And then, there is Islam. In the aftermath of the recent carnage in Orlando, Huckabee excoriated President Obama and the “politically correct chorus” who he said insisted that this attack was about hate, homophobia, and “because gun laws aren’t tough enough”: “No,” Huckabee responded, “It was about religion. Specifically Islam.” Distancing himself from years of censorious rhetoric against LGBT equality and anti-discrimination protections, Huckabee even appeared to blame Islam for anti-gay violence, saying, “News flash: there is a real war on gays and women, but it’s not Republicans who are waging it. And instead of the hate behind this vicious slaughter, we’ll probably hear more lectures about the firearm.”
Yes, attitudes toward Islam divide us too, and roughly along the same fault lines. We are a long way removed now from the near aftermath of 9/11, when President George W. Bush, like Huckabee a Republican and conservative evangelical, consistently took care to distinguish Islam from terrorism, stating such things as, “The face of terror is not the true faith of Islam. That’s not what Islam is all about. Islam is peace.” President Obama continues to differentiate these, saying after Orlando that Mateen and the Islamic State group to which he pledged loyalty were “not religious warriors” but “thugs” and “thieves.” Those in Bush’s political party, however, today overwhelmingly support an American candidate who has repeatedly called for a ban on Muslim migration into the country. That many principled Republicans have denounced such ideas as intolerant and un-American has not stopped the tide of anti-Muslim sentiment.

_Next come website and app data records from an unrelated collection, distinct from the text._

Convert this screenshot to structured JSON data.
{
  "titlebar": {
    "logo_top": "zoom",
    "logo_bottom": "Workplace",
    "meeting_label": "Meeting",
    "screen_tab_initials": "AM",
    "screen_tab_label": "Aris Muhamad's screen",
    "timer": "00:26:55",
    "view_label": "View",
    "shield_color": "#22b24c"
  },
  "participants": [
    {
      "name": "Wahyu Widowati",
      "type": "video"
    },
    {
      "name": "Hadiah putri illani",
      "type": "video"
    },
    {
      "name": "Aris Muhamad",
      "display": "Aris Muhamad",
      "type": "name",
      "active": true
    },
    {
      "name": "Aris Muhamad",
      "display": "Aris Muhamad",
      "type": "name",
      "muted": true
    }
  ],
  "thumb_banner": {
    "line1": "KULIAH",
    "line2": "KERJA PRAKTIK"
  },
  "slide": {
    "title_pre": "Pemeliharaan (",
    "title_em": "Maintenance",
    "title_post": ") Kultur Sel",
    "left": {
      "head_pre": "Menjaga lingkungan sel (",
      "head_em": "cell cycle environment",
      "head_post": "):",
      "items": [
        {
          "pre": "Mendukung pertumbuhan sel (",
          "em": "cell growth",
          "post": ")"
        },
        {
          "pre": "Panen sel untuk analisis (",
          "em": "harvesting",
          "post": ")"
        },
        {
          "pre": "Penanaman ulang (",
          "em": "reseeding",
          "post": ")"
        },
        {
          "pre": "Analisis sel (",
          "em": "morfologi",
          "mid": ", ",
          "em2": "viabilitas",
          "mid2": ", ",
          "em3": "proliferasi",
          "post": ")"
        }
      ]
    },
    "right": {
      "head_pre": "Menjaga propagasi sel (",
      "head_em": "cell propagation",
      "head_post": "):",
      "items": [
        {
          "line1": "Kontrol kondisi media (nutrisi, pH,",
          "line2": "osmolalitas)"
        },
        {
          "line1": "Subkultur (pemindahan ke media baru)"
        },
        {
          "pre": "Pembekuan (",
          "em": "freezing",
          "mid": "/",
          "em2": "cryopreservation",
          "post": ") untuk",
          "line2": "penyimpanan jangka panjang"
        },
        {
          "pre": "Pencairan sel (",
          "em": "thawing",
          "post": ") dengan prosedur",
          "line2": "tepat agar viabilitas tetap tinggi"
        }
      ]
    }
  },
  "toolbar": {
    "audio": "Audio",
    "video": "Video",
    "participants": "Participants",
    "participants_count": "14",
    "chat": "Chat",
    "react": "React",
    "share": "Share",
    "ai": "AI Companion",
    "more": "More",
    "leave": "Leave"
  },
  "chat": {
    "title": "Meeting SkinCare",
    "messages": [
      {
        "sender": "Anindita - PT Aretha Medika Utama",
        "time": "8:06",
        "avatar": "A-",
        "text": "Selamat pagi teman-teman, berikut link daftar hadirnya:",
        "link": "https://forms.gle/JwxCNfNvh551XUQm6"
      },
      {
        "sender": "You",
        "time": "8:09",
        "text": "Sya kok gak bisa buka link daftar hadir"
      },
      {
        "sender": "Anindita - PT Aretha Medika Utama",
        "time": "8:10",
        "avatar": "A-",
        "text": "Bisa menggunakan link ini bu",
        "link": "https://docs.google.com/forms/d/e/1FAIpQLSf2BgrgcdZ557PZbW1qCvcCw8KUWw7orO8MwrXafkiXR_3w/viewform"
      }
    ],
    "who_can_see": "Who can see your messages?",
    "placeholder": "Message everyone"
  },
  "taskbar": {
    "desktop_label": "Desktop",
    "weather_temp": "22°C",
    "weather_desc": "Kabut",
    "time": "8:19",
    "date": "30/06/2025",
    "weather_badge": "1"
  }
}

Except for the radicalized few, all Americans surely want an end to violent massacres like those that have been all too prevalent in recent years. To move in that direction, we will have to take meaningful steps to prevent people known to be violent or unstable from easy access to firearms. We need to fight against the spite-fueled hatred of different types of people and educate against homophobia, misogyny, racism, anti-Muslim bigotry, and more. And we must convince our political leaders to reinstate the assault weapons ban that was federal law from 1994 to 2004. If we do none of these things, if we only wring our hands helplessly, we should steel ourselves for the next inevitable tragedy and beg the world’s mercy for the blood on our hands.
Marie Griffith is editor of Religion & Politics.